• [Record excerpts]
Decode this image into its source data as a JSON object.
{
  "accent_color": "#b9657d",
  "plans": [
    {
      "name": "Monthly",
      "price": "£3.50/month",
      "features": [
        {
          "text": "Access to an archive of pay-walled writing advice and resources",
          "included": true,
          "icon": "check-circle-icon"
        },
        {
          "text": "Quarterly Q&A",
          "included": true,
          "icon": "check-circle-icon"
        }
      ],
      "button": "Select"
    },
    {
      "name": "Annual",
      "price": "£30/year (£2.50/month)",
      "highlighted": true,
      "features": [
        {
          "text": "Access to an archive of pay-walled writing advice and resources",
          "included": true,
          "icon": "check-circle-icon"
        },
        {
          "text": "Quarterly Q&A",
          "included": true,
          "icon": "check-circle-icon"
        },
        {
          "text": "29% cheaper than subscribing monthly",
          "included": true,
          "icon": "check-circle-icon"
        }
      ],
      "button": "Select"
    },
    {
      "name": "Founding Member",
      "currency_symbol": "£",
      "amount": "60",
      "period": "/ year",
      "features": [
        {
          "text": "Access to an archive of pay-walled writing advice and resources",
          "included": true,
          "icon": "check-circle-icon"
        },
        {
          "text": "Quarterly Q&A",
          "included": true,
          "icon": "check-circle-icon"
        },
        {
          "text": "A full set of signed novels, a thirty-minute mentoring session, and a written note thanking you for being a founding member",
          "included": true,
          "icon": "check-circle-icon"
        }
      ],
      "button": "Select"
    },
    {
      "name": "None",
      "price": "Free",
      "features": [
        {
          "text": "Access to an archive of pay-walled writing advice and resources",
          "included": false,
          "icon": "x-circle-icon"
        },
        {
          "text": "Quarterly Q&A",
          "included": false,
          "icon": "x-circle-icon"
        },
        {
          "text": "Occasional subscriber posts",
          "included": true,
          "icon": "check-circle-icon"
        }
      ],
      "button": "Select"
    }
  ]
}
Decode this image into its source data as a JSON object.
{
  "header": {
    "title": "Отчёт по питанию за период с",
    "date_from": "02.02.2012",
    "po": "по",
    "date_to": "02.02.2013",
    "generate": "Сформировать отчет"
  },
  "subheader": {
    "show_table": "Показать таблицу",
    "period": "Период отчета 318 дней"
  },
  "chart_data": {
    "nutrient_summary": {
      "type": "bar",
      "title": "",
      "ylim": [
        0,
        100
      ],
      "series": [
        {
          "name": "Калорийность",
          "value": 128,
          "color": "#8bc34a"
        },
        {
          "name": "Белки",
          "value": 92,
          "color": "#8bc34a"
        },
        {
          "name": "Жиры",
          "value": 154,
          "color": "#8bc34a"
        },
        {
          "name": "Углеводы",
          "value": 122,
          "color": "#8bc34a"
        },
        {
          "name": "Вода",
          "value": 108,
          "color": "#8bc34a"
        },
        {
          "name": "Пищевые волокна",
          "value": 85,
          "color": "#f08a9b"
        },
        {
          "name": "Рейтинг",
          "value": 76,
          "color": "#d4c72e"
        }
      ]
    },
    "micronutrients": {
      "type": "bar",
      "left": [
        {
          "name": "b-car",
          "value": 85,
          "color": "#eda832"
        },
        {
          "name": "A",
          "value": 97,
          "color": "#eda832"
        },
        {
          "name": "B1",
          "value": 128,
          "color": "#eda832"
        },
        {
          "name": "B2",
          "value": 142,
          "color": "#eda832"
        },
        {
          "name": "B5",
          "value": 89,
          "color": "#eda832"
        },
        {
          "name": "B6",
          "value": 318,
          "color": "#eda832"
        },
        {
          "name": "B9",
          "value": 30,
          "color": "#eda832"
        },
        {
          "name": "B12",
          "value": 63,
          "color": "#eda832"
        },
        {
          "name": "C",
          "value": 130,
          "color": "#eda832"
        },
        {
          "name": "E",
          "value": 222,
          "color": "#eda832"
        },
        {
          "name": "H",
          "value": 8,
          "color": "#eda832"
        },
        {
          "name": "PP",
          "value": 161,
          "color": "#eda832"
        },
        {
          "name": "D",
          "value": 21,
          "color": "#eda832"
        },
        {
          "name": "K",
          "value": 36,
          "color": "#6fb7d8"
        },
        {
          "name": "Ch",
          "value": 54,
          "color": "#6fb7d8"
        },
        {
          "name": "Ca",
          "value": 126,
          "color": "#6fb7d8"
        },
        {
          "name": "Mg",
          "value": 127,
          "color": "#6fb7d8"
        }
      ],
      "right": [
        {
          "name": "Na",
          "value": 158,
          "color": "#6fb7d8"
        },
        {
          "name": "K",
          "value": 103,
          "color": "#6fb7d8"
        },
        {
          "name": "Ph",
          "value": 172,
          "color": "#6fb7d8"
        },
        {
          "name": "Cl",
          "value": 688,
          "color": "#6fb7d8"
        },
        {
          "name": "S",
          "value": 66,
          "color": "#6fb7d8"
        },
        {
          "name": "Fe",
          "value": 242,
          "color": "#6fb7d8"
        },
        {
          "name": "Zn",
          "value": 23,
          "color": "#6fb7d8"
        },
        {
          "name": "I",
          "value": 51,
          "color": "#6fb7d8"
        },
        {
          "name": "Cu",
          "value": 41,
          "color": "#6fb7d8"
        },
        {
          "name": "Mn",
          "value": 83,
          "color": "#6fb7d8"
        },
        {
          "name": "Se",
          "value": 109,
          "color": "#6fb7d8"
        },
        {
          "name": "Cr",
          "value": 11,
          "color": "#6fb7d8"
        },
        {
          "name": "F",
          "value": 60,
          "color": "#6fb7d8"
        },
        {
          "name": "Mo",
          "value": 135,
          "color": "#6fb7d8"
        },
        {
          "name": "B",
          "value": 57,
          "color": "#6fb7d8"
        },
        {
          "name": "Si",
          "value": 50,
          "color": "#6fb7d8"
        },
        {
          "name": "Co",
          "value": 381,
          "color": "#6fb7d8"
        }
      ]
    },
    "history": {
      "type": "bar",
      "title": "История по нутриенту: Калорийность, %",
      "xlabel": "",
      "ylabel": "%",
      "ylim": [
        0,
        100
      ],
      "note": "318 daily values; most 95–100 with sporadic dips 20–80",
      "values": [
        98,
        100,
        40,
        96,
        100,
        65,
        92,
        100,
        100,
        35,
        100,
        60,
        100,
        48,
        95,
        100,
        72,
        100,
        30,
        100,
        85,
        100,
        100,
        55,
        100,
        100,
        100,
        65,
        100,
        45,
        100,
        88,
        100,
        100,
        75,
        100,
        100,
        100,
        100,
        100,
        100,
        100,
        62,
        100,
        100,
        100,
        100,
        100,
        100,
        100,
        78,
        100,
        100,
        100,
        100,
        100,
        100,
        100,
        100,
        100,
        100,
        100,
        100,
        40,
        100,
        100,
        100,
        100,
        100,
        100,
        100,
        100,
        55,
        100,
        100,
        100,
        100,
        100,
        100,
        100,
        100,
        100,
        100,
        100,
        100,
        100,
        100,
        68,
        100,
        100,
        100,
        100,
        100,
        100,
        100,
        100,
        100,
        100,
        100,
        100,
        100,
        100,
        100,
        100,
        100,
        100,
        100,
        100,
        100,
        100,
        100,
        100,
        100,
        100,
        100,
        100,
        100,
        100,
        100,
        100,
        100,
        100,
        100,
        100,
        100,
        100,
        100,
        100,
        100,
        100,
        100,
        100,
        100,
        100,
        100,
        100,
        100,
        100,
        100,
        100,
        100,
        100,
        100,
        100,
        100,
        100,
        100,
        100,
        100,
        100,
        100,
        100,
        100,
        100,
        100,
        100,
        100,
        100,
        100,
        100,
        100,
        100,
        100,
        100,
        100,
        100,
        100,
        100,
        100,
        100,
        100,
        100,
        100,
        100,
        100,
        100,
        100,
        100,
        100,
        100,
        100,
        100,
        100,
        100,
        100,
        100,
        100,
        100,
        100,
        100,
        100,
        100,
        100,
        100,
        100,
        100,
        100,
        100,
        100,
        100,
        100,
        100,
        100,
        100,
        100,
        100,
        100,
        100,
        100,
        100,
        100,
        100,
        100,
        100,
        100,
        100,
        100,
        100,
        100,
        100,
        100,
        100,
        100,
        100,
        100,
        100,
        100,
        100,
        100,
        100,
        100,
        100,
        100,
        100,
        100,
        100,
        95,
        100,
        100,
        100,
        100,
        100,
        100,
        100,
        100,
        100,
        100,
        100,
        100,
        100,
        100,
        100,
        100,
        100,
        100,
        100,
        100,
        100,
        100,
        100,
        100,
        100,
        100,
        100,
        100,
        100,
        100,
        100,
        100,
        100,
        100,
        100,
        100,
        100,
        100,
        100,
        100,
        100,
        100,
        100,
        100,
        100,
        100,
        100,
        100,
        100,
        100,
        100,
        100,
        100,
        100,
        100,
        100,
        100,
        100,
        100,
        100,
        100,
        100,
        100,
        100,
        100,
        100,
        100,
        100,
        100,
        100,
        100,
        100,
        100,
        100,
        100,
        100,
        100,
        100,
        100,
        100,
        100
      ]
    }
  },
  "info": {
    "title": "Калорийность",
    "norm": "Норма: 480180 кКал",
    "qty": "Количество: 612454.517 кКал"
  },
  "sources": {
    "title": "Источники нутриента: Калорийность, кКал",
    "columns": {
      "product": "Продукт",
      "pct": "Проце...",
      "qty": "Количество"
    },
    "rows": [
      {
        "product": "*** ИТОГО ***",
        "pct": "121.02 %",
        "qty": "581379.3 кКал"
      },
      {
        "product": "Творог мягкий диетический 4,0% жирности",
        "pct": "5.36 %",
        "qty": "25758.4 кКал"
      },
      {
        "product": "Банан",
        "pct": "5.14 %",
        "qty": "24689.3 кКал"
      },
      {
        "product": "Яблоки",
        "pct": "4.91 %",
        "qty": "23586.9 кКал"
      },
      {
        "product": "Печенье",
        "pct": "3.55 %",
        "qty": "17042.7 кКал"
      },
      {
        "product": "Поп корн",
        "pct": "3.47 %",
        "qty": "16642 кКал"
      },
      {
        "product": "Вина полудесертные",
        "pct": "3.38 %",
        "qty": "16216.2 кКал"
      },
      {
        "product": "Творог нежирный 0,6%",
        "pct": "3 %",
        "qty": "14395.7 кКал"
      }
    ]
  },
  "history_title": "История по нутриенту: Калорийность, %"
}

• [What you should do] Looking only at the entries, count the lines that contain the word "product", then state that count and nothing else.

• [Expected answer] 9